» **Exercise directions**
Copy every line below where the string "true" is found.

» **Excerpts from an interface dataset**
+===+
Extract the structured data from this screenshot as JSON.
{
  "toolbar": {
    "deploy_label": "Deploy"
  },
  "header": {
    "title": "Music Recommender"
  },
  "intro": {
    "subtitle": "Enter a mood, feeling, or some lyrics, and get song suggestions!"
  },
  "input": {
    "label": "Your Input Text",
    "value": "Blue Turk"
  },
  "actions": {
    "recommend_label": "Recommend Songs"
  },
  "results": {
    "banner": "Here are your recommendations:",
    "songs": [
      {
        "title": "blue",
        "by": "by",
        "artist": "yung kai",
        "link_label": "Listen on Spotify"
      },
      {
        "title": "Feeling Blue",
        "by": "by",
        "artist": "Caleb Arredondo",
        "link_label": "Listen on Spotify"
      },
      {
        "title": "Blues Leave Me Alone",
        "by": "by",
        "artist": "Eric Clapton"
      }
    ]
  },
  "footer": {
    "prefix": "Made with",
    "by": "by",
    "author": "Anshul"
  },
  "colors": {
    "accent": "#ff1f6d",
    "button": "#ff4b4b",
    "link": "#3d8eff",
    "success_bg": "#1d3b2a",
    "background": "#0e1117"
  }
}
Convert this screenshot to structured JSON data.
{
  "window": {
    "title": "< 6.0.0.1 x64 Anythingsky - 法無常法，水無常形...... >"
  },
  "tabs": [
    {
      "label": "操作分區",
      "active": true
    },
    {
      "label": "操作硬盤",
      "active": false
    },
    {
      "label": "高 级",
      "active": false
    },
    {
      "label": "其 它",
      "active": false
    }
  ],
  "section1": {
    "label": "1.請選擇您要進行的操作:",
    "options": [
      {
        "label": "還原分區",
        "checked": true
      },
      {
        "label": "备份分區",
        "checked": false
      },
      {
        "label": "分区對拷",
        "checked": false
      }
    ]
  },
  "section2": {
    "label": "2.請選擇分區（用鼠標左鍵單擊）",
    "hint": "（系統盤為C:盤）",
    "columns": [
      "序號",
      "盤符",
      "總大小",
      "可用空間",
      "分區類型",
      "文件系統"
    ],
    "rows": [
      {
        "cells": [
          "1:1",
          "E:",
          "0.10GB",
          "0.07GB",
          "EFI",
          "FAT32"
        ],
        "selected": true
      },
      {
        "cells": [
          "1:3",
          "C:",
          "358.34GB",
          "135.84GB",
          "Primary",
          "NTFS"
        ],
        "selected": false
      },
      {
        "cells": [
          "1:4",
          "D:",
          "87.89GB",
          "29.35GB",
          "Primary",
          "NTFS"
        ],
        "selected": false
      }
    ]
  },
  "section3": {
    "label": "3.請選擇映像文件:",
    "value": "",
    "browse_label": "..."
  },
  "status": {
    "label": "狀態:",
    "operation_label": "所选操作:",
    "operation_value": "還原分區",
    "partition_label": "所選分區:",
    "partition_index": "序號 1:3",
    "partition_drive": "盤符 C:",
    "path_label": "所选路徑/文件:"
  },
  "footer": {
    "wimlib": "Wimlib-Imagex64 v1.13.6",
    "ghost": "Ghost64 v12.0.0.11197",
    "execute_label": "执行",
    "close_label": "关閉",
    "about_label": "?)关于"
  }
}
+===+
» **Result of this exercise**
      "active": true
        "checked": true
        "selected": true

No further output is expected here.